using the arrow buttons.
by clicking on the page.
the page around when zoomed in by dragging it.
the zoom using the slider when zoomed-in.
by clicking on the zoomed-in page.
by entering text in the search field, and select "This Issue" or "All Issues"
by clicking on thumbnails to select pages, and then press the print button.
displays sections with thumbnails and descriptions.
displays a slider of thumbnails. Click on a page to jump.
allows you to browse the full archive.
about your subscription?
Buddhadharma : Spring 2012

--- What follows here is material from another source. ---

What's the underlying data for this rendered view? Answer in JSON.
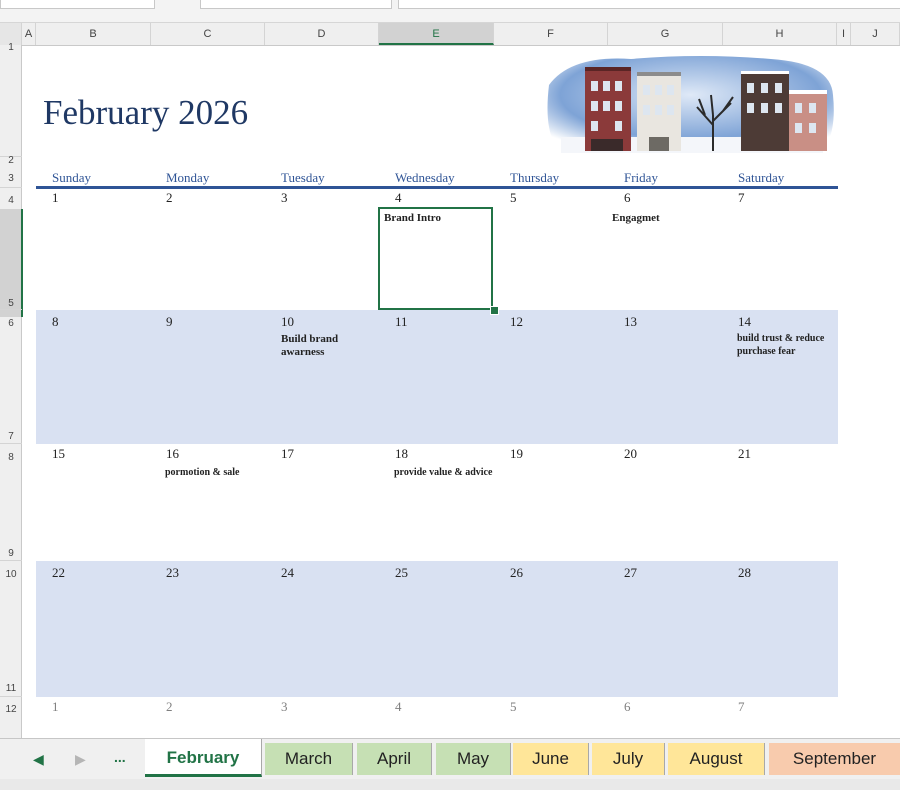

with was how large is the sangha? Coming in at that angle reminded us of what our focus is. Even though there was dis- agreement about what we should do and how we should do it, we had a good conversation by framing it like that. MUSHIM IKEDA: We do need Buddhist theory and goals to guide us, but people’s motivation for political engagement is in direct correlation to their economic security and access to societal resources. For those who are more privileged, whether they’re considering how to vote or whether to get involved in political action, their survival or civil rights don’t depend on whether they get engaged. I recently went through Martin Luther King Jr.-inspired nonviolence training, and it made me consider how different my relationship to the bus boycott might have been based on what race I was. Whether I wanted to disrupt my everyday activities to advance the cause of civil rights for all surely would have been based first on how it would affect my life and then on that realization of interconnection. DAVID LOY: Politics in the broad sense involves engagement with lots of people, most of whom are not interested in Buddhist practice. We have to acknowledge that we’re dealing with many different types of ego and ego-based institutions. Bud- dhists like to emphasize being in the here and now and we want to focus on the process rather than a goal. But if we get involved in politics, it’s because we’re trying to achieve some- thing. That can give one a future orientation that tends to lose the here and now. There’s always going to be some tension between thinking in terms of means and ends—causality—and really enriched my own Zen practice of gratitude. However, when I was in the monastery for eight months in South Korea, it was really tough. It had produced brilliant nuns, and the monastery was known for its high attrition rate. Because of its hierarchical system, it was one of the most savage, bru- tally political places I have ever been. I did not see immense amounts of gratitude or generosity arising as much as politi- cal leveraging, people trying to play the system so they could get their needs met. I was steamrolled any number of times because I came in as a sort of quasi-naive American person with democratic values and did not have the cultural know- how to succeed politically in that system. BUDDHADHARMA: You’ve all described political engagement as a result of being interconnected. How is this different from politics that’s about fighting over limited resources or the kind of politics Mushim just described—something dirty and ter- ritorial that’s about asserting one’s place at the expense of someone else, such as office politics or electoral politics? JOAN SUTHERLAND: One of the offerings we can make to the world at large is the practices that have developed within Bud- dhism, and one of these practices is to ask questions rather than make statements. Approaching political engagement as a series of questions and explorations is very different from approaching it with position papers or assumptions that you already know what something means. For example, we recently had a discussion in our community about whether we would support Occupy Santa Fe. The question we began MUSHIM (PATRICIA) IKEDA is a core teacher at the East Bay Meditation Center in Oakland, California, a Buddhist community that emphasizes social justice and diversity. She leads retreats nationally for people of color, women, and social justice activists, and works as a consultant on diversity issues. JOAN SUTHERLAND, Roshi is a teacher in the koan tradition of Zen Buddhism and the founder of The Open Source, a network of communities in the western U.S. She holds meditation, koan, and artist retreats, and is based in Santa Fe, New Mexico, where she teaches through Awakened Life. She is also a scholar and is currently working on a new trans- lation of three major Chinese koan collections. DAVID R. LOY is teacher in the Sanbo Kyodan tradition of Japanese Zen Buddhism and the author of several books, including The Great Awakening: A Buddhist Social Theory and Money, Sex, War, Karma. His most recent book is The World Is Made of Stories. PHOTOS(LEFT—RIGHT):JERUSALEMUNIVERSITY;SYLVIALA;MARGOCONOVER 54 BUDDHADHARMA: THE PRACTITIONER’S QUARTERLY SPRING 2 0 1 2